Infertility is the inability of a person to reproduce by natural means. According to Word health organization infertility affects up to 15% of reproductive-aged couples worldwide.
Although male infertility as been found to be the cause of a couple’s failure to conceive in about 20-30% of cases, the social burden ‘falls disproportionately on women’; hence it is important to realize that infertility is a complaint relating to a couple and not just a single person.
Infertility can be primary; that is infertility in a man or woman who have never had a child, or Secondary; the failure to conceive after at least one previous conception by both a men and a woman. WHO demographic studies from 2004 have shown that in the sub-Saharan Africa, more than 30% of women aged 25-49 years old suffer from secondary infertility. In many cultures childless women suffer discrimination, stigma and ostracism.
Women infertility in women can be caused by:
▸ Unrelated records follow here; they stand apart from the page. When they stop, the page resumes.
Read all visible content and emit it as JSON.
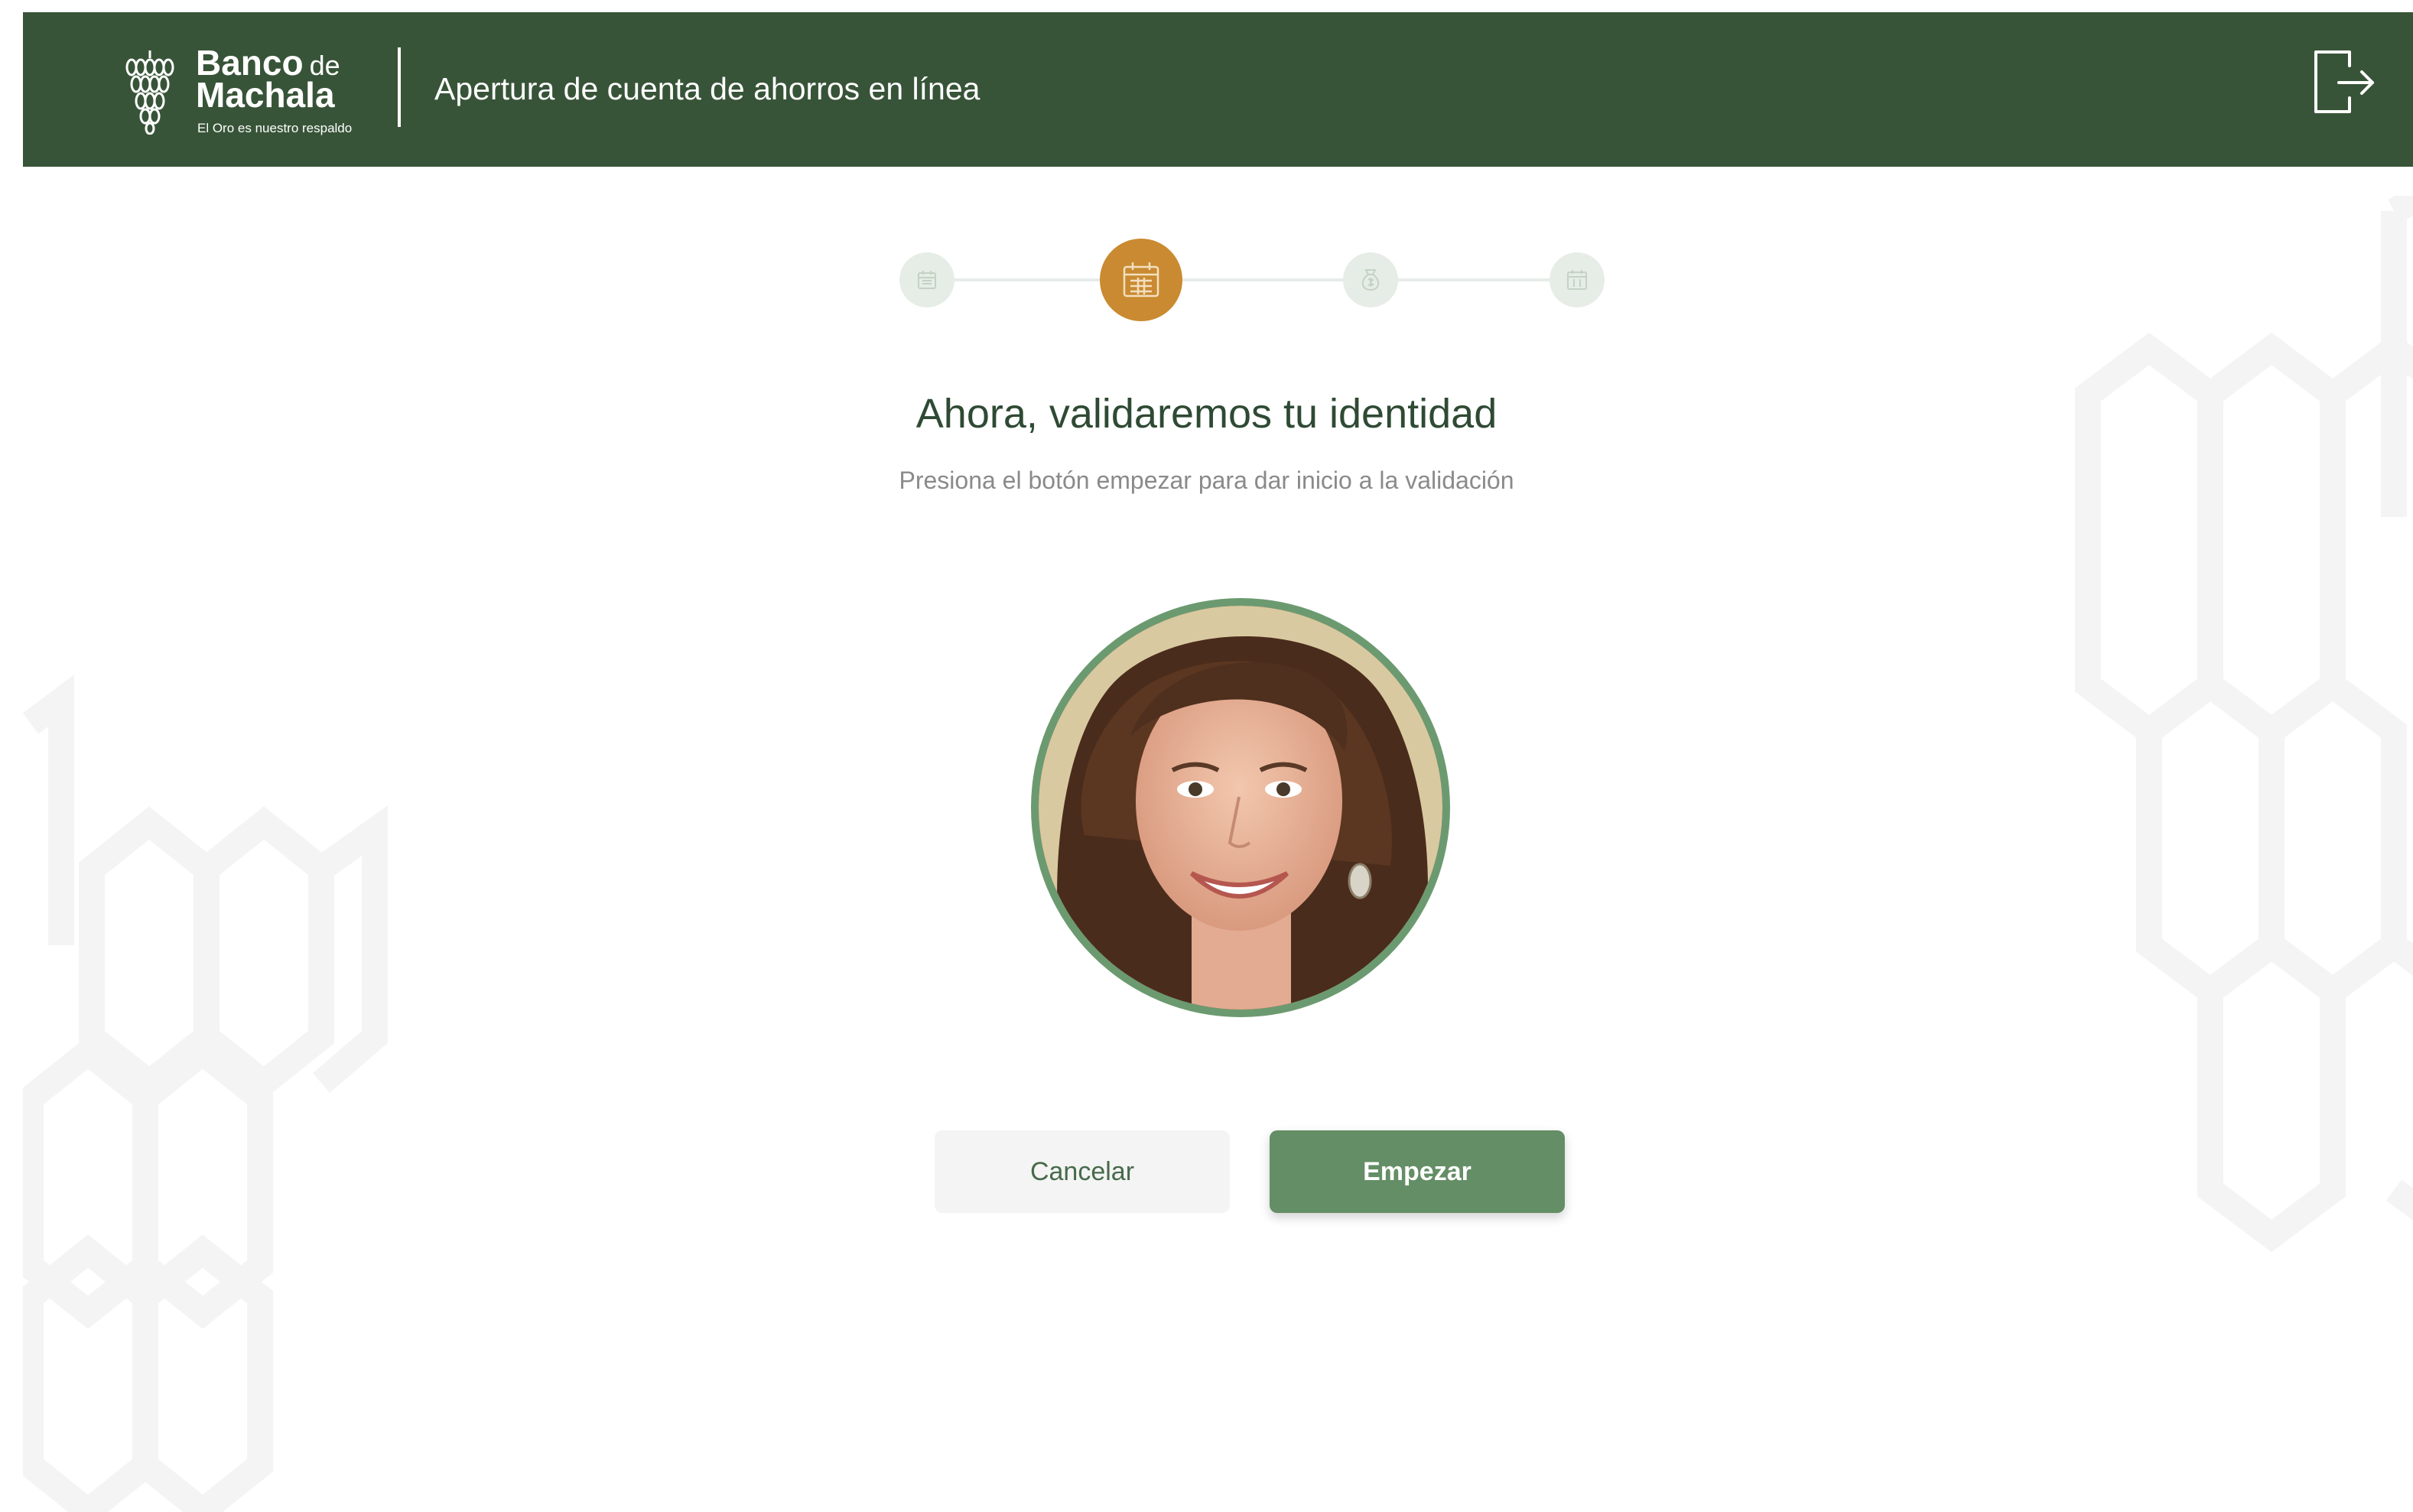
{
  "header": {
    "brand": {
      "name_line1": "Banco",
      "name_de": "de",
      "name_line2": "Machala",
      "tagline": "El Oro es nuestro respaldo"
    },
    "title": "Apertura de cuenta de ahorros en línea",
    "logout_icon": "logout-icon"
  },
  "stepper": {
    "current_step": 2,
    "total_steps": 4,
    "steps": [
      {
        "icon": "calendar-icon",
        "state": "inactive"
      },
      {
        "icon": "calendar-icon",
        "state": "active"
      },
      {
        "icon": "money-bag-icon",
        "state": "inactive"
      },
      {
        "icon": "calendar-icon",
        "state": "inactive"
      }
    ]
  },
  "main": {
    "title": "Ahora, validaremos tu identidad",
    "subtitle": "Presiona el botón empezar para dar inicio a la validación",
    "avatar_icon": "face-photo"
  },
  "actions": {
    "cancel_label": "Cancelar",
    "start_label": "Empezar"
  },
  "colors": {
    "header_bg": "#385438",
    "accent": "#c98a31",
    "primary_button": "#648e65",
    "title_text": "#2f4a34"
  }
}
- Anatomical defects
- This ranges from from birth and infections of the female genital tract, the vagina and the womb, including benign growths on the womb called fibroids.
- Ovary problems (This is the gland that produce eggs)
- Medical conditions affecting the thyroid gland, the pituitary gland, liver, kidneys and autoimmune conditions.
- Medications such as antidepressants
- Previous abdominal surgery
- Social factors such as smoking
After the age of 35, a reduction of female fertility is usually experienced, the reason for age-associated infertility is unclear, but may be related to the decreasing numbers of eggs in the ovaries. Of the above the most common cause is an infection of the fallopian tubes, parts of the womb where the female egg meets with the male sperm to form a baby.
The infection of these tubes by sexually transmitted diseases such as gonorrhea results in occlusive tubal damage. This infection usually presents as a vaginal discharge, but the symptoms may be subtle and it is not surprising that up 50% of patients with post-infective tubal occlusion do not recall the infective episode, only to present with infertility later in life.
Lately there have been high rates of TB affecting the female genital tract leading to infertility. A blocked tube is a risk factor for the pregnancy to grow outside the womb, a condition known as an ectopic pregnancy. Work-up to diagnose the cause includes blood tests, a sonar and evaluation of the fallopian tubes and the womb by means of a combination of laparoscopy (a camera looking into the abdomen) and hysterosalpingogram or hysteroscopy (looking into the womb).
Male infertility is usually caused by problems that affect either sperm production or sperm transport. Sperm production may be affected by medical conditions such as obesity, pituitary gland problems, medications cimetidine, spironolactone, steroids (commonly used by body builders), and social factors like smoking and recreation drugs. Testicular factors refer to conditions where the testes produce semen of low quality, can be congenital, infections, trauma and effects of radiation. A low quality semen contain abnormally functioning sperms, very few to complete absence of sperm cells or a reduced sperm motility.
Sperm transport factors decrease male fertility due to conditions that affect the male genital tract after sperm production and include defects of the genital, which can be congenital or acquired, mainly due to infections as well as problems with ejaculation. Medical conditions especially diabetes mellitus is known to cause erectile dysfunction. Work up includes blood tests, sonar and a semen sample to assess the quality of the sperms.
Treatment vary according to the underlying disease, and may include surgical tubal repair for the blocked fallopian tubes. Specialist treatment includes artificial insemination, in vitro fertilization, which enables eggs to be fertilized directly by sperm outside the woman’s body. The fertilized embryo is then transferred back into the woman’s uterus.
Dr David N. Emvula is a qualified medical doctor who holds a MBChB degree from the University of Pretoria. He is currently a fellow in Obstetrics and Gynecology at the University of Pretoria and co-runs Westcare Medical Center in Windhoek.